The leader of Pinellas County's Early Learning Coalition apologized to the organization's board on Thursday for failing to spend $2.4 million last year, money that could have been used to put more local children in day care, but was ultimately returned to the state.
The funds, a mix of federal and state dollars, are distributed by the coalition and are used to lower the cost of day care for poor parents who can't afford to pay the market rate. Though it's common for spending to fluctuate, the Pinellas agency ended its fiscal year with more unspent money than any other coalition, vexing some child care advocates who estimated that as many as 500 children could have benefited from the money.
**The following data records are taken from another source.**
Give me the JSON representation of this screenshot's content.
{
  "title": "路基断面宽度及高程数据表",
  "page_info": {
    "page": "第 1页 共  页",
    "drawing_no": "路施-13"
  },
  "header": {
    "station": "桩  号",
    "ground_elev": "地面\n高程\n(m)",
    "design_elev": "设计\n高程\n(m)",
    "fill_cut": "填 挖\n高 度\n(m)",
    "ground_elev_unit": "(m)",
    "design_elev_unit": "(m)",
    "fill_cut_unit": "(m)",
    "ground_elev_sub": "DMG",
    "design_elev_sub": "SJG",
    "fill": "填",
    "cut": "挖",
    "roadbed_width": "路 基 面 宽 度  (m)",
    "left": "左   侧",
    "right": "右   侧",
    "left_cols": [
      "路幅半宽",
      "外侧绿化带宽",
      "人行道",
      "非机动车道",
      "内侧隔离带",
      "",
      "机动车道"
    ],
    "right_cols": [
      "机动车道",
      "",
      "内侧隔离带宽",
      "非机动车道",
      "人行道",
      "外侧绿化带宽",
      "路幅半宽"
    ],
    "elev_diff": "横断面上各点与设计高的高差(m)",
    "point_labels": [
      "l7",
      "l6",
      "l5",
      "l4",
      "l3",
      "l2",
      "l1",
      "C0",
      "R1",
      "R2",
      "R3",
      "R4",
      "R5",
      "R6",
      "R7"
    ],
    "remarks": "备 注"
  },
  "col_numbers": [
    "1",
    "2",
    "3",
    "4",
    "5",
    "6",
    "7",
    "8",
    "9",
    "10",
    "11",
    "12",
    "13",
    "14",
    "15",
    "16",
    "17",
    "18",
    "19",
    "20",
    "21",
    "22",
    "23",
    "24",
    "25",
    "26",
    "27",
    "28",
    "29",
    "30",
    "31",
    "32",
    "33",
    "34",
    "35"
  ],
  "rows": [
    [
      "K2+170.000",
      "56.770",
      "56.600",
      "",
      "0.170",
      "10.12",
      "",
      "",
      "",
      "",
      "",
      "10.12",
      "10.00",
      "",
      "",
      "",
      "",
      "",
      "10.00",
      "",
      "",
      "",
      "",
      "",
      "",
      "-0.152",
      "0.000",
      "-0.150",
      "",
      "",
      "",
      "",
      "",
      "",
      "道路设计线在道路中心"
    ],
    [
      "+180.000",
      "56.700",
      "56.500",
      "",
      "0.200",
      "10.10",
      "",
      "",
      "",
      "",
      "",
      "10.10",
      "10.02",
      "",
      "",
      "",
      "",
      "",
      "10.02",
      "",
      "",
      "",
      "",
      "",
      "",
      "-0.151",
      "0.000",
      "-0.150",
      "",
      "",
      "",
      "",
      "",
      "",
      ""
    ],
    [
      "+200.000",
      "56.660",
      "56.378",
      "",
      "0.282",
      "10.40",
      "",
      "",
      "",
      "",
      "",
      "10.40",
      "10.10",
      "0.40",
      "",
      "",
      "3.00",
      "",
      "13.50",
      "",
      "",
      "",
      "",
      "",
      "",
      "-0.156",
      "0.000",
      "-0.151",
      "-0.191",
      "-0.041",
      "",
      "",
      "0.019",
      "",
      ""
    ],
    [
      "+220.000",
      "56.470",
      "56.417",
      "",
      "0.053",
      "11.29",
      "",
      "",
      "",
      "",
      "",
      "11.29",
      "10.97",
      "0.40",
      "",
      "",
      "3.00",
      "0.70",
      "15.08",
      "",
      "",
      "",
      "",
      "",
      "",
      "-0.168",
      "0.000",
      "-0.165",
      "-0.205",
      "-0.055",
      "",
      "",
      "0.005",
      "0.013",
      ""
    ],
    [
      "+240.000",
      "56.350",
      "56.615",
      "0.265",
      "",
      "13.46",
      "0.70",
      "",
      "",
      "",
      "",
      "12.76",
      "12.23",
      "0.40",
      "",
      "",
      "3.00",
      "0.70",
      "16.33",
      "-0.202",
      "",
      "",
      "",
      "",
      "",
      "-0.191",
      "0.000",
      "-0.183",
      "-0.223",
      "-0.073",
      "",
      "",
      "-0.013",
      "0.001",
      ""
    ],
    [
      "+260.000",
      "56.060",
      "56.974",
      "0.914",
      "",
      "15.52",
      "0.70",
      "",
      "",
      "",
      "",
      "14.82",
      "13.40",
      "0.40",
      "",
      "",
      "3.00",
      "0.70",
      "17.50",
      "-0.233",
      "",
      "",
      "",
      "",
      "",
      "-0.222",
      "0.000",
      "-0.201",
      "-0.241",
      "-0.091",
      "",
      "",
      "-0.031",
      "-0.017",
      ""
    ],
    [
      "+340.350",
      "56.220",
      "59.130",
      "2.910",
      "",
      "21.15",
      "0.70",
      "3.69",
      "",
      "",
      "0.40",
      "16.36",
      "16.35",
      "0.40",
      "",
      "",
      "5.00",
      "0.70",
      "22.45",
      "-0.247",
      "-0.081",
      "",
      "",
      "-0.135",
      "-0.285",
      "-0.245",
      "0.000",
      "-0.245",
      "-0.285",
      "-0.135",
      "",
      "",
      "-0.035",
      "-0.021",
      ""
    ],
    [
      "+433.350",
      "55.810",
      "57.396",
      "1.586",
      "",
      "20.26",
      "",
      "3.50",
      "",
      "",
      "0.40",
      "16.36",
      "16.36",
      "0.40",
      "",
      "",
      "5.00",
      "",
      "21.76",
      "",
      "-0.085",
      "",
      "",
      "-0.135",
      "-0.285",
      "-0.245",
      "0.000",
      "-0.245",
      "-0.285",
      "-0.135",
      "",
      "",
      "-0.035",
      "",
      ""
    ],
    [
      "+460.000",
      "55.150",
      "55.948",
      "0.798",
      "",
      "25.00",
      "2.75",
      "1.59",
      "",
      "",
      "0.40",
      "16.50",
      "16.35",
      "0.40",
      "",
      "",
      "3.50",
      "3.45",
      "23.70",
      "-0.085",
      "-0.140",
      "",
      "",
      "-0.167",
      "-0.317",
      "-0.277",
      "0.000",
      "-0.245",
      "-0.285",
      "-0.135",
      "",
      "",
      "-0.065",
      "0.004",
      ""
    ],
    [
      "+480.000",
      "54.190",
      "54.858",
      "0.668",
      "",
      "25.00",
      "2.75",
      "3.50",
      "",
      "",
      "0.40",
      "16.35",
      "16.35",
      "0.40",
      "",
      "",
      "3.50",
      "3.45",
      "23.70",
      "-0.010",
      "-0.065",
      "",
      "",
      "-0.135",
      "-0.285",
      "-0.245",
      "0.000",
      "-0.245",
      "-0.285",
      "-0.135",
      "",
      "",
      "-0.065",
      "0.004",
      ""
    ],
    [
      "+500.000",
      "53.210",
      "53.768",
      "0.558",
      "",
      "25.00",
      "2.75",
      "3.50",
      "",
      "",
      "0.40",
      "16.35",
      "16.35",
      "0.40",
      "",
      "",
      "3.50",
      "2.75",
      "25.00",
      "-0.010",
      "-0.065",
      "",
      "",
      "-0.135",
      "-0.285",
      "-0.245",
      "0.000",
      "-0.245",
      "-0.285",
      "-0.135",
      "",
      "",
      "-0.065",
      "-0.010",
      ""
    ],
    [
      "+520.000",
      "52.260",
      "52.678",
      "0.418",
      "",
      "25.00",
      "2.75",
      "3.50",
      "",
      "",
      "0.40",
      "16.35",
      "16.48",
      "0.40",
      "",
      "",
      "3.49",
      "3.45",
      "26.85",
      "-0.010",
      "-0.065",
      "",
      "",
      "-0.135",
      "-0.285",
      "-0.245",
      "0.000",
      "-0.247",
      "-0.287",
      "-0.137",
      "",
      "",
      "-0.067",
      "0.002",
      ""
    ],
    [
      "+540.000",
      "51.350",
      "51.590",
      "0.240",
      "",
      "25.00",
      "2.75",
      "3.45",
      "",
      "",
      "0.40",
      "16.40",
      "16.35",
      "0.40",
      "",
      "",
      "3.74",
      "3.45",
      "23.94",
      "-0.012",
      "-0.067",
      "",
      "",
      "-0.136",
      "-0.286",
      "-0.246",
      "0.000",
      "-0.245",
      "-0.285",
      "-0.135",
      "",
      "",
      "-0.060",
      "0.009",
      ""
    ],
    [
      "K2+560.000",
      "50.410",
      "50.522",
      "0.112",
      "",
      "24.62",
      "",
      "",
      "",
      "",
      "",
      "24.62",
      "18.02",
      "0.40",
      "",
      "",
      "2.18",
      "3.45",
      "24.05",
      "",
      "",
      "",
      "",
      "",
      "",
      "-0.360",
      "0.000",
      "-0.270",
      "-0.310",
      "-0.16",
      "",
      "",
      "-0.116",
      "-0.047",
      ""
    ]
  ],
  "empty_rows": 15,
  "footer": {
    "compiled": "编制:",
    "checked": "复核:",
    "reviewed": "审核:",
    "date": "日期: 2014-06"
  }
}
Instead, state officials divided Pinellas' $2.4 million among other needy counties like Miami-Dade and Hillsborough.
"This shouldn't have happened under my leadership, and I'm sorry it did," the coalition's CEO Janet Chapman wrote in a letter to the board.
Gathering in the coalition's office in Clearwater on Thursday, Chapman took questions from board members and advocates about why her agency did not open the program to eligible older children when it realized it would likely end the year with unspent money.
Chapman said the bulk of the surplus came from a sharp decline in enrollment after the board decided to lower the age cutoff to from 12 to 9 years old, in an attempt to serve younger children.
"I truly thought we'd probably fill those spots very quickly with little babies and infants because I knew I had 2,000 of them on the wait list," she said. "My miscalculation: I couldn't move fast enough."
It can take weeks to enroll a new child, she said. By the time the agency began making its way through the waiting list, it didn't have enough time or employees to hit its target of 6,000 children.
Though Chapman had previously told the Tampa Bay Times that cost cutting created most of the surplus, she told board members that the savings accounted for $400,000 of the $2.4 million.
Today, she said, her office is staffed and the program is fully enrolled. She now gets a daily report listing how many children have begun day care and how many are no longer getting the subsidies, allowing her to make adjustments if the numbers suddenly dip or spike.
The unspent funds have particularly irked day care owners, many of whom run small businesses out of their homes and depend heavily on enrolling children on government scholarships. Last year, when the number of children receiving those subsidies fell, many day care operators said they suffered financial hardships and had to lay off staff.
"I have kids that I subsidize," Twanna Monroe, who runs the Infinite Potential Learning Center in St. Petersburg, told the board. "We do have kids in our centers that could have used that money."
In response to an article in the Times about the unspent funds, the coalition's board approved on Thursday hiring the Tampa-based public relations firm Tucker Hall for "crisis management." Board members voted to pay the company $7,500 to train staff on how to handle questions from reporters.
"The ultimate goal is to not be in the newspaper again," said Julie Daniels, chair of the coalition's board. "Unless it's a glowing, beautiful article."
Contact Anna M. Phillips at firstname.lastname@example.org.